Every year, the Massachusetts Institute of Technology (MIT) hosts an annual hackathon, HackMIT, for students around the world. Students gathered again for HackMIT 2017 on the weekend of September 16-17, 2017. During the weekend, students form teams with other students and work on projects to compete in various categories. Participants often release their projects under open source licenses at the end of the hackathon.
HackMIT and Fedora
HackMIT is for students, so Fedora mostly interacted with students. Unlike Linux conferences and expositions, many students don’t know about Fedora for the first time or have minimal experience with Linux. While there are always exceptions, many students in hackathons take part to learn something new.
This places Fedora in a unique position to not only introduce Fedora, but tie our project and mission into a bigger picture of open source and Linux. Our discussions and focus points are different from traditional events run around the country.
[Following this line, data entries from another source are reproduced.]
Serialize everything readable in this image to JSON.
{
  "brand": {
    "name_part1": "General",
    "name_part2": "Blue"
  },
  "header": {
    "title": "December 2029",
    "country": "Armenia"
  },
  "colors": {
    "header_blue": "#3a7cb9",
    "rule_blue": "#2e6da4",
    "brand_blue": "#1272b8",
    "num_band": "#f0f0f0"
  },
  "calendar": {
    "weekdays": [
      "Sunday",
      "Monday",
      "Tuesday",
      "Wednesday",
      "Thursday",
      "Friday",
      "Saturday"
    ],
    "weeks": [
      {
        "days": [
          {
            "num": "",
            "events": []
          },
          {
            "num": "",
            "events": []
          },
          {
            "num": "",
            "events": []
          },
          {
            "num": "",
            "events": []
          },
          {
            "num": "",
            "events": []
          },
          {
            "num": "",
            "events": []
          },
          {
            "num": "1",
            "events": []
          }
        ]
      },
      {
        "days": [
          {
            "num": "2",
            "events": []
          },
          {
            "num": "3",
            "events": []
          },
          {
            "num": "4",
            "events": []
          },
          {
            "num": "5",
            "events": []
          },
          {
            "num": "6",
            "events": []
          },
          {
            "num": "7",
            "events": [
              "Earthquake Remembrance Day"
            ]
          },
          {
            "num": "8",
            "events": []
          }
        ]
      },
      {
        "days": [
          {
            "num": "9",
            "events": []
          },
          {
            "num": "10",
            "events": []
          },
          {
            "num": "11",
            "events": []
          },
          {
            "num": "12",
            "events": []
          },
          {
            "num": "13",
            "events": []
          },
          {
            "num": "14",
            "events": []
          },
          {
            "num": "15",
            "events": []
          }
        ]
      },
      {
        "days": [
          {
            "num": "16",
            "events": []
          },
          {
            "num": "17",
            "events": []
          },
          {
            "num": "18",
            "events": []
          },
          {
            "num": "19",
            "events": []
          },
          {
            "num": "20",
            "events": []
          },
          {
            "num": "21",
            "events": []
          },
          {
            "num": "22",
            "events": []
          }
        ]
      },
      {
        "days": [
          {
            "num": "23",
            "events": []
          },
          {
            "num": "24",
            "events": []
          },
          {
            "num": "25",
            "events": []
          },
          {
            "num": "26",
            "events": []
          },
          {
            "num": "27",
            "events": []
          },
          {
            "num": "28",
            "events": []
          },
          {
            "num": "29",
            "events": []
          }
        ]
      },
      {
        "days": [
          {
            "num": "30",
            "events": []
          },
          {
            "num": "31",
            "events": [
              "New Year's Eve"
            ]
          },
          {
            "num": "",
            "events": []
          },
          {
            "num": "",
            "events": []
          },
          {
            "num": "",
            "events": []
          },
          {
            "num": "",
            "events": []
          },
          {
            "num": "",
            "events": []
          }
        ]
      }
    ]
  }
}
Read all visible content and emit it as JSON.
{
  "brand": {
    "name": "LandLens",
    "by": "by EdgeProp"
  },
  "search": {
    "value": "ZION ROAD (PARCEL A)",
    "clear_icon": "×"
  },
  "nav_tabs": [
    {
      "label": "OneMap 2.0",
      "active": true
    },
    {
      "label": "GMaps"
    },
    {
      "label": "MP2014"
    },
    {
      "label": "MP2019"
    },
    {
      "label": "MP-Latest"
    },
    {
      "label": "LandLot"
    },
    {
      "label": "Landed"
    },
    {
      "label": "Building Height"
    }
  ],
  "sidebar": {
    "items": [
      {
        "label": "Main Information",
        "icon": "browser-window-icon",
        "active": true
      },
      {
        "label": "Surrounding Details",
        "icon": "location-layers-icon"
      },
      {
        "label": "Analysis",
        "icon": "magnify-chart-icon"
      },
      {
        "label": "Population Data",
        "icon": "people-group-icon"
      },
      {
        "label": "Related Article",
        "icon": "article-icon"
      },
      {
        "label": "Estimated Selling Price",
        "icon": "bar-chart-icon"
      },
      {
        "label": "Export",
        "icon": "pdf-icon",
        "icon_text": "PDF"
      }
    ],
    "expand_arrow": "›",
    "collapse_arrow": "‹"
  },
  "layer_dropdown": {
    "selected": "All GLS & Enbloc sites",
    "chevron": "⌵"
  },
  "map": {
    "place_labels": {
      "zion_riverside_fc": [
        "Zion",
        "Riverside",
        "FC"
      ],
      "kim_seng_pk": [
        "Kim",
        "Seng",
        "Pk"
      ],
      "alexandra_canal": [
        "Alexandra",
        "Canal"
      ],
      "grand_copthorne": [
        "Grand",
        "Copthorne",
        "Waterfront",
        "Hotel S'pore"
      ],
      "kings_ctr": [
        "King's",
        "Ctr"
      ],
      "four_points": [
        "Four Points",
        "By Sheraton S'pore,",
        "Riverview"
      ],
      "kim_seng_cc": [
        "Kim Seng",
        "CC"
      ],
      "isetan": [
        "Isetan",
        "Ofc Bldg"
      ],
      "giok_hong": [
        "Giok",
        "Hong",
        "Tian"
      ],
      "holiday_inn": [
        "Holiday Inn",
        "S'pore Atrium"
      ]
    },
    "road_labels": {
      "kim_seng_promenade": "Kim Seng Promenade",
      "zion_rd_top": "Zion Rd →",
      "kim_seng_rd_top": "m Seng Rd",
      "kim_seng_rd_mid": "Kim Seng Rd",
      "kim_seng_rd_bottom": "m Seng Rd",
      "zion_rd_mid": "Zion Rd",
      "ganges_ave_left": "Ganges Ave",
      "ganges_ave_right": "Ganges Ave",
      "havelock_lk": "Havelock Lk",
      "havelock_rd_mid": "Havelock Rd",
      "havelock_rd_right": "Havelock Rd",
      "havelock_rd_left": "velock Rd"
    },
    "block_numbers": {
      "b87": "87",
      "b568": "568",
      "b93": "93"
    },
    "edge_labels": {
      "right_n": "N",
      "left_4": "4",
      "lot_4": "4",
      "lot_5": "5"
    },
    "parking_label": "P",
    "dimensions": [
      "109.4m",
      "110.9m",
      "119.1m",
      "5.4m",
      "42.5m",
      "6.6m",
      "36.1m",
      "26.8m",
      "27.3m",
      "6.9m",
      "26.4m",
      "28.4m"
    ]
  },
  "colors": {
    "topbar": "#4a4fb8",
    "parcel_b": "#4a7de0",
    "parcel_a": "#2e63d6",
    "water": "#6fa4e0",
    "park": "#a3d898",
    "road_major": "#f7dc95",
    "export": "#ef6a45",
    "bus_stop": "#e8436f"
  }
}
Justin and Mike tied personal experiences into conversations about Fedora, Linux, and open source with students to introduce them to our project and community.
Fedora Workstation is a hit
For many students, the appeal of Fedora Workstation focused on…
- Ease of development environment setup
- Documented developer portal for working with different languages / tools
- Becoming comfortable with a Linux distribution (generally)
We featured the Fedorator at our table. The Fedorators are new tools built at Flock 2017 that create USB installation media for anyone that visits the table. Someone inserts a USB drive into the front, and in five minutes, they have a bootable image of Fedora. However, the Fedorator didn’t get much action. It was used three or four times during the entire weekend (but it did start many great conversations – “what is this?”). However, its minimal use could be attributed to the nature of a hackathon.
Advanced use cases of Fedora
Two students approached the Fedora table with positive feedback about two unique use cases.
The first student used Fedora Server as a production server when he interned at a bio-technology company. There, he developed an ERP application with his team to deploy to Fedora Server. They found Fedora Server an effective compromise of working with new software and balancing it with a stable environment.
A second student approached us to explain his use of Fedora in computational biology. For a project, he utilized NVIDIA graphics cards to accelerate research and simulations. He used the CUDA platform to do this and found Fedora handled this type of work best.
Judging hackathon submissions
HackMIT invited all sponsors to take part as event judges. Justin represented Fedora as a judge and visited fourteen teams during the judging window. For all projects, participants explained the goals of their project, what their plans were after the weekend, and whether an open source license was used for their project.
Interestingly, nearly all projects already on GitHub, but few included any license at all. Justin encouraged all projects to release their code on GitHub with an open source license. He gave a quick introduction to some of the most common licenses and shared resources to help students pick one for their project. Most students were surprised to know about default copyright laws on their content, and were interested in choosing a license after they understood why it was important.
— Fedora Project (@fedora) September 17, 2017
Takeaway from HackMIT: Again?
Ultimately, HackMIT was engaging and exciting for Fedora, but in analysis, its impact is unclear.
The audience was receptive and open-minded to discovering the project. We were the only “non-profit” or non-corporate entity at the event. This generated a lot of interest in Fedora and encouraged unique conversations because it felt students were more relaxed in talking with us (as compared to most corporate sponsors, as they were recruiting during the event). Fedora is a unique sponsor in this crowd and participants caught on to that too. In this way, it’s plausible that many students will use Fedora to experiment with Linux for the first time because of our presence.
The weak point is asking if we used the opportunity effectively.
- Did we effectively engage with the audience?
- Will participants leave the event and remember Fedora?
- Did any of them go on to contribute to the community after the event?
These questions are missing clear answers. Strategic pre-planning needs more effort for HackMIT.
Focusing on a post-event engagement strategy is a must for next time. Some people wanted to contribute to the project and we shared contact information, but we never heard back from them. Should we collect email addresses and have Ambassadors follow-up directly after the event? This could be a new idea to try for another event.
Whether Fedora returns to HackMIT depends on these factors. The question is whether we want to focus on a single event and try to master a process, or if we want to change to a different hackathon or event next year. If we focus on HackMIT again, we should plan for better engagement strategies next time to measure our success.